1349 concert review

After a short break 1349 hit the stage and the fans got what they wanted. From the very first note of the set, 1349 established a new level of intensity on that night. No offence to the support bands. 1349 is just one of those battle-hardened extreme metal bands that can hit you right in the face. And that’s what 1349 did. In a relentless way the four Norwegians terrorized Brisbane with their Aural Hellfire (as the band calls their music, check out a chat I had with their singer Ravn here).

1349 concert review

It is not only 1349’s music that is extreme and follows the cold and grim tradition of Norwegian black metal. 1349 on stage is a complete work of art with the purpose of creating the most extreme, chaotic and destructive experience of music. All band members work hard on stage as individuals and as a group. Ravn’s stage presence is commanding. His expressionistic behaviour combined with the aggressive quality of his vocals certainly makes him the focal point of the band. The fans eagerly followed his every command throughout the set.

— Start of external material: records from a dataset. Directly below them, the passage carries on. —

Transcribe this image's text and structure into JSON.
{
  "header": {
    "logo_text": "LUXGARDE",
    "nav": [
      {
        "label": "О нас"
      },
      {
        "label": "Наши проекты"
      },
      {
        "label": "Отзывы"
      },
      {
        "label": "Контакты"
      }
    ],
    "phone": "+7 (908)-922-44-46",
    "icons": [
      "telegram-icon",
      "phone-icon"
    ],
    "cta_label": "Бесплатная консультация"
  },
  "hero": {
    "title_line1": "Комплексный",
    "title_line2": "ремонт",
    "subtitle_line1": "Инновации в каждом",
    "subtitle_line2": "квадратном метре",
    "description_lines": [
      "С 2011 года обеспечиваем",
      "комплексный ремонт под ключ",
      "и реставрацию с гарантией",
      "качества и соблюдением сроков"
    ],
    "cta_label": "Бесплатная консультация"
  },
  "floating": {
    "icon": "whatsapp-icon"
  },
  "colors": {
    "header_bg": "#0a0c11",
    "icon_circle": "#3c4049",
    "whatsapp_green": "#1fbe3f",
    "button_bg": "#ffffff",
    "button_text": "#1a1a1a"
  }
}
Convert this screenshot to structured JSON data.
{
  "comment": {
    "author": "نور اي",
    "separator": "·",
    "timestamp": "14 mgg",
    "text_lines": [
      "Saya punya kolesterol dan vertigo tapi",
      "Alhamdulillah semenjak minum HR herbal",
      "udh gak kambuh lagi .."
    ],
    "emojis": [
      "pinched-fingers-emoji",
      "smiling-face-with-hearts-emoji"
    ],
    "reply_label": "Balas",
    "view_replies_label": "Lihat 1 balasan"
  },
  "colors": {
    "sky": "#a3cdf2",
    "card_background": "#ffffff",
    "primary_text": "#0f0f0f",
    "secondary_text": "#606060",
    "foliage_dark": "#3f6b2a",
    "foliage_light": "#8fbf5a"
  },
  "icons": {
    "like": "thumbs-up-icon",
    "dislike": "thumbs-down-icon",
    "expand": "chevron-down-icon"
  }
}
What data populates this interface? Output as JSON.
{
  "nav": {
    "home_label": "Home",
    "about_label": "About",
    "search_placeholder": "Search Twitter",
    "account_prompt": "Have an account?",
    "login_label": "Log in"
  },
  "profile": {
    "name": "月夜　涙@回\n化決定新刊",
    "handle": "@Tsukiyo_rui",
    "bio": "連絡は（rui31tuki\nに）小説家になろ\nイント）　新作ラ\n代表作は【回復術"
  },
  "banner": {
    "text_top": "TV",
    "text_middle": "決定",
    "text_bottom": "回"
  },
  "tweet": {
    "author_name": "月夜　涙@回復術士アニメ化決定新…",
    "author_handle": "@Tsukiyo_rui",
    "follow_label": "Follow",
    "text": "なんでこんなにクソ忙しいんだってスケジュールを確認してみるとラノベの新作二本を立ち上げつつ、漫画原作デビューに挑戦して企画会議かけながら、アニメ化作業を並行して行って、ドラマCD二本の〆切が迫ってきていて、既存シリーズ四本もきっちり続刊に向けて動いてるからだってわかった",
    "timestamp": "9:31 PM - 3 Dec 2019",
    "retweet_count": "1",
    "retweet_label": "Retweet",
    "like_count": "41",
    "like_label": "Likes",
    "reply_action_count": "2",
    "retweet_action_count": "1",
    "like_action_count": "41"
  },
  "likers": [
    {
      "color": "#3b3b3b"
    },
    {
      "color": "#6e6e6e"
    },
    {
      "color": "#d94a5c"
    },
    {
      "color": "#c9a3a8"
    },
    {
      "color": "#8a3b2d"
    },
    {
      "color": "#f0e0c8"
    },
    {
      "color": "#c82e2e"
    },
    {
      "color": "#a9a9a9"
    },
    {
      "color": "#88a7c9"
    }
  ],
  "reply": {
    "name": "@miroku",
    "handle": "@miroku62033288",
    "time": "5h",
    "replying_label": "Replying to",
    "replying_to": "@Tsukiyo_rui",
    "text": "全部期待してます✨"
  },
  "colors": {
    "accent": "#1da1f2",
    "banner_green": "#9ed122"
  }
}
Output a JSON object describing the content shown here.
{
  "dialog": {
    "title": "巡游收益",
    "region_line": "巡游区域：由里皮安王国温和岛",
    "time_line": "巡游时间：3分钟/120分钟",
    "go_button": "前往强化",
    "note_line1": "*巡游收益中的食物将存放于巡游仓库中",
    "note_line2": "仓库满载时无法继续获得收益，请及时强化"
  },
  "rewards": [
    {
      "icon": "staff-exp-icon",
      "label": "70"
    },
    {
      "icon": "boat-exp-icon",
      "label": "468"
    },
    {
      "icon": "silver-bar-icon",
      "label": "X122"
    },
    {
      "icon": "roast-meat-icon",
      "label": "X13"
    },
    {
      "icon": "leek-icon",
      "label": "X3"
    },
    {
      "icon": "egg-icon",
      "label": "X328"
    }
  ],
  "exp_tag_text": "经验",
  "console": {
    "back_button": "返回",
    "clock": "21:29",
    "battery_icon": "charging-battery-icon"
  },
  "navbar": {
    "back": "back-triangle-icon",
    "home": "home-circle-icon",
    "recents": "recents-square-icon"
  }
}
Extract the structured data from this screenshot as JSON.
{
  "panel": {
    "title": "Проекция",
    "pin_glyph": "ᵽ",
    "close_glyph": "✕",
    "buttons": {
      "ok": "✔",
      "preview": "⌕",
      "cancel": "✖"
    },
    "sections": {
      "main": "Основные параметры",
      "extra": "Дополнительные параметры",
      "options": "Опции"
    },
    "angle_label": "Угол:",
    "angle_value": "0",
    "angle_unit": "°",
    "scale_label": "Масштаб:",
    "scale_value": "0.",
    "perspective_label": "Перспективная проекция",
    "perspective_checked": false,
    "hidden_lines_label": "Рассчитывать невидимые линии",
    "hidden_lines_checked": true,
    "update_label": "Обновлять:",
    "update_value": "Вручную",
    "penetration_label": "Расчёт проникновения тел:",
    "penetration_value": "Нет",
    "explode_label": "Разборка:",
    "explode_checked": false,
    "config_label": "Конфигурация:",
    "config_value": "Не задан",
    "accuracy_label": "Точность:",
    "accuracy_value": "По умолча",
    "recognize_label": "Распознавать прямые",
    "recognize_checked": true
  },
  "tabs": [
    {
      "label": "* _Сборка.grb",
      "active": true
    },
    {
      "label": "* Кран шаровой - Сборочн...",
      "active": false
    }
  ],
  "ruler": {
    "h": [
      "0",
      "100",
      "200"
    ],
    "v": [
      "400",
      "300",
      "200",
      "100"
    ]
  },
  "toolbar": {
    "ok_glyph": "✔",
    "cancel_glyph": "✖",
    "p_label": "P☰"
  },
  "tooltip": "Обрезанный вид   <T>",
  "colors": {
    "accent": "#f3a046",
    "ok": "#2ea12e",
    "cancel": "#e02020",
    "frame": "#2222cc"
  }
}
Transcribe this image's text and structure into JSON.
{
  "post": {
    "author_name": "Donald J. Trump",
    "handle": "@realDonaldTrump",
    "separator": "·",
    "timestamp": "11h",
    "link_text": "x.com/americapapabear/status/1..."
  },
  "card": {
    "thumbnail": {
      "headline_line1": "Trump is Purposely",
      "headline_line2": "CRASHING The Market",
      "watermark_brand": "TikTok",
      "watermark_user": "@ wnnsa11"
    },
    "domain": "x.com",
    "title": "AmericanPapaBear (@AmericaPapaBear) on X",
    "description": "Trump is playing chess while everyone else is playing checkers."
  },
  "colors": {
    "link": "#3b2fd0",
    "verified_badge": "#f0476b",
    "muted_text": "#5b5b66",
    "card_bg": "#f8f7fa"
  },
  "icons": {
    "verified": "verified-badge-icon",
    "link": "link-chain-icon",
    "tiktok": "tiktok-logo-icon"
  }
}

‘We never stop the process of developing.’ An interview with Ravn (1349)

The only critic may be the length of the set. 1349 finished their show with the title song of their last album ‘Massive Cauldron of Chaos’ which really summed up the experience of a 1349 show. However, I was still ready for more after the 60 minutes of Aural Hellfire. Nevertheless, 1349’s show in Brisbane was a lesson of intensity. There are not many bands around that can keep that level of aggression throughout an entire show. I can only hope that we don’t have to wait too long for 1349 to return.